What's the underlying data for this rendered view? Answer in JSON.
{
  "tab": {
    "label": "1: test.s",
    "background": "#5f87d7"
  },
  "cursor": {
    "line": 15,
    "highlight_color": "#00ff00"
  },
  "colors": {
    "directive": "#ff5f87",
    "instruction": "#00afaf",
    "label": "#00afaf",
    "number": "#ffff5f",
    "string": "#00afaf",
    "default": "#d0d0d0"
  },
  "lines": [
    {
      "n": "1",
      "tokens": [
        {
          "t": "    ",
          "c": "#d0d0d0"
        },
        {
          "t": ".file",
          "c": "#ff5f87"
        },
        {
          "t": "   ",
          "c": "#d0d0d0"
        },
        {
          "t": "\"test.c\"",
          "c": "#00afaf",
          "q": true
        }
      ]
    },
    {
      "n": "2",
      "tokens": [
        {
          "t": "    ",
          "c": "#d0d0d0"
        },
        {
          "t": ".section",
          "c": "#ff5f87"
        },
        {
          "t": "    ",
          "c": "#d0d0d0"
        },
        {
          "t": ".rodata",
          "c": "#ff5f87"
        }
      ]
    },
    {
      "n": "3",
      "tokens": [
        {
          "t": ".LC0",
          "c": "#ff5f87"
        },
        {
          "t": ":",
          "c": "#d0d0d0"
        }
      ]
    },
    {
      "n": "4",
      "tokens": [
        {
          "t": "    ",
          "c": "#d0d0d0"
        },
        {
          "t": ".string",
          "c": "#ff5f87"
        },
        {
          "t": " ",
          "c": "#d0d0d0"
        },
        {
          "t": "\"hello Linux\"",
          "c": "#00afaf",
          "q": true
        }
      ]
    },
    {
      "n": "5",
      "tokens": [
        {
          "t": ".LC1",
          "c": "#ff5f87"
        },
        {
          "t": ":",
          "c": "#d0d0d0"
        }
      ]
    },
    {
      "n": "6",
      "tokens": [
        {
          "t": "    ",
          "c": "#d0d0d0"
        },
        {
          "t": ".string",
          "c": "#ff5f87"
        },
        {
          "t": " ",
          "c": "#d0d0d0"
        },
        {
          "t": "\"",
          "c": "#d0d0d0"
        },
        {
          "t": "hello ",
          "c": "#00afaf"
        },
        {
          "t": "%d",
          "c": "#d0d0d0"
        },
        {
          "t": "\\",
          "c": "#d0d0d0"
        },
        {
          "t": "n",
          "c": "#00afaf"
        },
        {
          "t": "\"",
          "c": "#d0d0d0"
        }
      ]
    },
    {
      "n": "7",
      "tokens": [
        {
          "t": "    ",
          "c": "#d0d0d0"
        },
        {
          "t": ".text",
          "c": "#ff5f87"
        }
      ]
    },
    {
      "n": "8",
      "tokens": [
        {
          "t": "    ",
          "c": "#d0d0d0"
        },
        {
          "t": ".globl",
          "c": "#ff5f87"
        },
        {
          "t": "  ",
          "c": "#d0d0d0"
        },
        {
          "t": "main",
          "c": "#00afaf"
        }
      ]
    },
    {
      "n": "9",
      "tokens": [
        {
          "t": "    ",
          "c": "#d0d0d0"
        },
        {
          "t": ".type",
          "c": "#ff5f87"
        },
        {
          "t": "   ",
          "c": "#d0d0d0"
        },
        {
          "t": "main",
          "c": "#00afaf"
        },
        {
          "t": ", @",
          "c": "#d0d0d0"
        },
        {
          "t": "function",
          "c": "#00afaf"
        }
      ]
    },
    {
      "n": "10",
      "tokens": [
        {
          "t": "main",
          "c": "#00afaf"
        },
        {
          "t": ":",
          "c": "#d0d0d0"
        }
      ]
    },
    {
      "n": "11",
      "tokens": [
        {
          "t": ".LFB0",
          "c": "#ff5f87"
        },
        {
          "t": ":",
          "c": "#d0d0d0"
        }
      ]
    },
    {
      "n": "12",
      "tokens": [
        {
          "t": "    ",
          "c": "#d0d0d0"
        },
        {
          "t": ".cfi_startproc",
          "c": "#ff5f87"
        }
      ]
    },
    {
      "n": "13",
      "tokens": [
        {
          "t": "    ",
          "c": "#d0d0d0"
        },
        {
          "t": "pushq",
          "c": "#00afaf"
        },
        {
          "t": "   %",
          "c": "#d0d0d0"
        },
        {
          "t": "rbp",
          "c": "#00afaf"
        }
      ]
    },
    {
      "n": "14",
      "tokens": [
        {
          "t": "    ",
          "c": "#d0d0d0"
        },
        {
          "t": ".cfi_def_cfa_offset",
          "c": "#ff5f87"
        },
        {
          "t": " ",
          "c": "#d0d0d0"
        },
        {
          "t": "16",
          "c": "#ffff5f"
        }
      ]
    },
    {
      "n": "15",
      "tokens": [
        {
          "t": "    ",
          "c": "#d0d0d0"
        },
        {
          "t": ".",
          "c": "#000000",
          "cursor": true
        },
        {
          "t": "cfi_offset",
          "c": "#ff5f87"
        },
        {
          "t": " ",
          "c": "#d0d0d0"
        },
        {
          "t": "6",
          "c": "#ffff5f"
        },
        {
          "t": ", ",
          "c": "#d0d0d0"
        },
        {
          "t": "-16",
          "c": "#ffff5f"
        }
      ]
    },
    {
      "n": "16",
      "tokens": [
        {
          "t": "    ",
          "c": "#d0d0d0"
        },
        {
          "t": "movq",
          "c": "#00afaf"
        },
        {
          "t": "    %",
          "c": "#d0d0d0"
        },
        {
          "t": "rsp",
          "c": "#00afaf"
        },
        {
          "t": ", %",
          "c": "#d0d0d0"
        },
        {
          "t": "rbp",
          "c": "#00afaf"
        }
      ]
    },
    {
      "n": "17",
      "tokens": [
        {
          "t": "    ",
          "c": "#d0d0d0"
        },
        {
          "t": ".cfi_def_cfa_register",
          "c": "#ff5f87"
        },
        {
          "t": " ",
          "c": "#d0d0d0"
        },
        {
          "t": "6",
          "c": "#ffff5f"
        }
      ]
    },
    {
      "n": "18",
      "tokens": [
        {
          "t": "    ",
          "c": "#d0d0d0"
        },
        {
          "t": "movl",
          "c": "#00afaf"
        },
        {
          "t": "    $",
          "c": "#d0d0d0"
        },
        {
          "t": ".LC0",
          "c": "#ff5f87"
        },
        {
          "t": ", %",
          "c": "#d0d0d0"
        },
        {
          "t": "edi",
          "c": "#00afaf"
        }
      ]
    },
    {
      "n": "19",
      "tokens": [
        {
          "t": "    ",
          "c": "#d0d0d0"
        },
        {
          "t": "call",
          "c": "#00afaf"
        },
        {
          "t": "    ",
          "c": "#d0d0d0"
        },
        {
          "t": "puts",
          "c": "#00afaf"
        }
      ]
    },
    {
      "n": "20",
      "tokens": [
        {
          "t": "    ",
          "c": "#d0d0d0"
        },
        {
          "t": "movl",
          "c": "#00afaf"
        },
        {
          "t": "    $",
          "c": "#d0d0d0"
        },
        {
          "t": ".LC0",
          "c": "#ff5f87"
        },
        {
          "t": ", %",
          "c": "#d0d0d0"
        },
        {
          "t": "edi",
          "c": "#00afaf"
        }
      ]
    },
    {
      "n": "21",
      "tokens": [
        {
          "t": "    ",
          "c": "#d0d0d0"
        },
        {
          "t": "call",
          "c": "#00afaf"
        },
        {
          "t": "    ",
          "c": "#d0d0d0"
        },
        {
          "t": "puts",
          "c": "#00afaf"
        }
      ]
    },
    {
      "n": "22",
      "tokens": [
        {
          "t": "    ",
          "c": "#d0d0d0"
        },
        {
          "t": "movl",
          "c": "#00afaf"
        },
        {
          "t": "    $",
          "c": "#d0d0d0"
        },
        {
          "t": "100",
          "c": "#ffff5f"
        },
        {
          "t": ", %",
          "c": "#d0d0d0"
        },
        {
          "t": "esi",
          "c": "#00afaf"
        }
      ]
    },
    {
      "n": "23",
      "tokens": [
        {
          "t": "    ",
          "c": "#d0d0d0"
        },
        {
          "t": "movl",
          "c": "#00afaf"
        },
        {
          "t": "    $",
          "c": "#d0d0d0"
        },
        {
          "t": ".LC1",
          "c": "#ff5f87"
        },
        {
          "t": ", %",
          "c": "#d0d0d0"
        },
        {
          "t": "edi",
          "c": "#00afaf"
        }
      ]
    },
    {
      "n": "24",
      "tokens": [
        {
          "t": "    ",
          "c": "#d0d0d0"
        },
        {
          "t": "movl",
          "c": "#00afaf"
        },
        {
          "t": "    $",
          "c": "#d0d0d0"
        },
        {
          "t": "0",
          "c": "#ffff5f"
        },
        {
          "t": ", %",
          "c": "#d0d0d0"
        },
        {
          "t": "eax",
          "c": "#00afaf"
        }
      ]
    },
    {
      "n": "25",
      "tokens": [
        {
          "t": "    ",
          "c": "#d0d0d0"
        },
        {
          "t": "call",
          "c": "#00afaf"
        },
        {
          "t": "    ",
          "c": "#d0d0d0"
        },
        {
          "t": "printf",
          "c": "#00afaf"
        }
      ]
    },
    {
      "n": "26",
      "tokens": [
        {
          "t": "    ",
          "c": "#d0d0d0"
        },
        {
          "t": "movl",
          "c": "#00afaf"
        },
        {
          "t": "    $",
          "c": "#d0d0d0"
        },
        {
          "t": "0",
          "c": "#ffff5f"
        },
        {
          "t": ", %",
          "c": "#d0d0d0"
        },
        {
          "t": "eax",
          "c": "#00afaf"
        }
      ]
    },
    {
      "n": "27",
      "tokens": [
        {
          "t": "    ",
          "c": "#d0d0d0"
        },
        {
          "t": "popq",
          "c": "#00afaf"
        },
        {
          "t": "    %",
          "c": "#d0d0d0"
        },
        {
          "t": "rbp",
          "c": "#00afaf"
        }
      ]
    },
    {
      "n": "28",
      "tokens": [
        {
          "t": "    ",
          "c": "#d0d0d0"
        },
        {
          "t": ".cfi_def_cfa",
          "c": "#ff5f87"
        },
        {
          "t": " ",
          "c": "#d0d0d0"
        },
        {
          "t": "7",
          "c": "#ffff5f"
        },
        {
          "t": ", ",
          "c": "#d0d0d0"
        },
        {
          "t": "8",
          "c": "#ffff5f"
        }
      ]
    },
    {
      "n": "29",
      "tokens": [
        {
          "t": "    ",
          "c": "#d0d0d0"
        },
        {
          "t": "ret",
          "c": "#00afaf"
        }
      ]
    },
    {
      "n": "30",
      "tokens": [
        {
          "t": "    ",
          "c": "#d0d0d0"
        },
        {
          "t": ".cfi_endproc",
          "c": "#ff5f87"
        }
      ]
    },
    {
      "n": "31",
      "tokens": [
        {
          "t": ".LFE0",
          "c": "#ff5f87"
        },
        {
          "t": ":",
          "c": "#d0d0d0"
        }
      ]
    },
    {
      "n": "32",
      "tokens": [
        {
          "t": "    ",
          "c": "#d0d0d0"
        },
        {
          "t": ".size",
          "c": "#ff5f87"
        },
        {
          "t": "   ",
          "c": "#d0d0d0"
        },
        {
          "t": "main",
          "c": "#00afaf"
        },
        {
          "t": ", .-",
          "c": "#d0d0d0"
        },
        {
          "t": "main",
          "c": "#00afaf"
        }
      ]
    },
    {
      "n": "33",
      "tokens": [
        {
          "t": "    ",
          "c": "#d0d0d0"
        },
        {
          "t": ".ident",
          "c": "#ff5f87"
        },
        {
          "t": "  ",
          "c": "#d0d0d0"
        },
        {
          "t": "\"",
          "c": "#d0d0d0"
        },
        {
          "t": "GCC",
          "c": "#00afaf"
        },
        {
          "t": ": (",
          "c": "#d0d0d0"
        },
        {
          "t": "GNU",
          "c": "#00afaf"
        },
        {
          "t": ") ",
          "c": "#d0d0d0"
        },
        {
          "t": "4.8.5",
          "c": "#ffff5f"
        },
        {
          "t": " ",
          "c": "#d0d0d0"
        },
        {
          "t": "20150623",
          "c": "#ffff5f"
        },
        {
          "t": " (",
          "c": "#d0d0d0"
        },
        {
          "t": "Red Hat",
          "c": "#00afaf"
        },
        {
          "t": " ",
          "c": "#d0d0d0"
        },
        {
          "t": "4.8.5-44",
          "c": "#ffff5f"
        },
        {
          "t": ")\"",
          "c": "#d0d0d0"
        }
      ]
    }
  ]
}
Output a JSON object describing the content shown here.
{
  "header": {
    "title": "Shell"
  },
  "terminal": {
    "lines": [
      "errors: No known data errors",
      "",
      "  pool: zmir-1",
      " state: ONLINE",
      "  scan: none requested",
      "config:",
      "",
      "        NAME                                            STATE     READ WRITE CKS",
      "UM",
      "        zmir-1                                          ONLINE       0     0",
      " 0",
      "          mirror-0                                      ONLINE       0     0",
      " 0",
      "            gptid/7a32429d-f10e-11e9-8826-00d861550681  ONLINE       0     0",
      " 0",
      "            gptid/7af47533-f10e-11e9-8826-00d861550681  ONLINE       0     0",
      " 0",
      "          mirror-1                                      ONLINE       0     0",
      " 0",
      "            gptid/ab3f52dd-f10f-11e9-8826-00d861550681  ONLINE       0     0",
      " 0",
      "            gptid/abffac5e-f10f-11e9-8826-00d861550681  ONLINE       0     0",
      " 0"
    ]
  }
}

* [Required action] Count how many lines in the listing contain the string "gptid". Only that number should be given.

* [Answer to the exercise] 4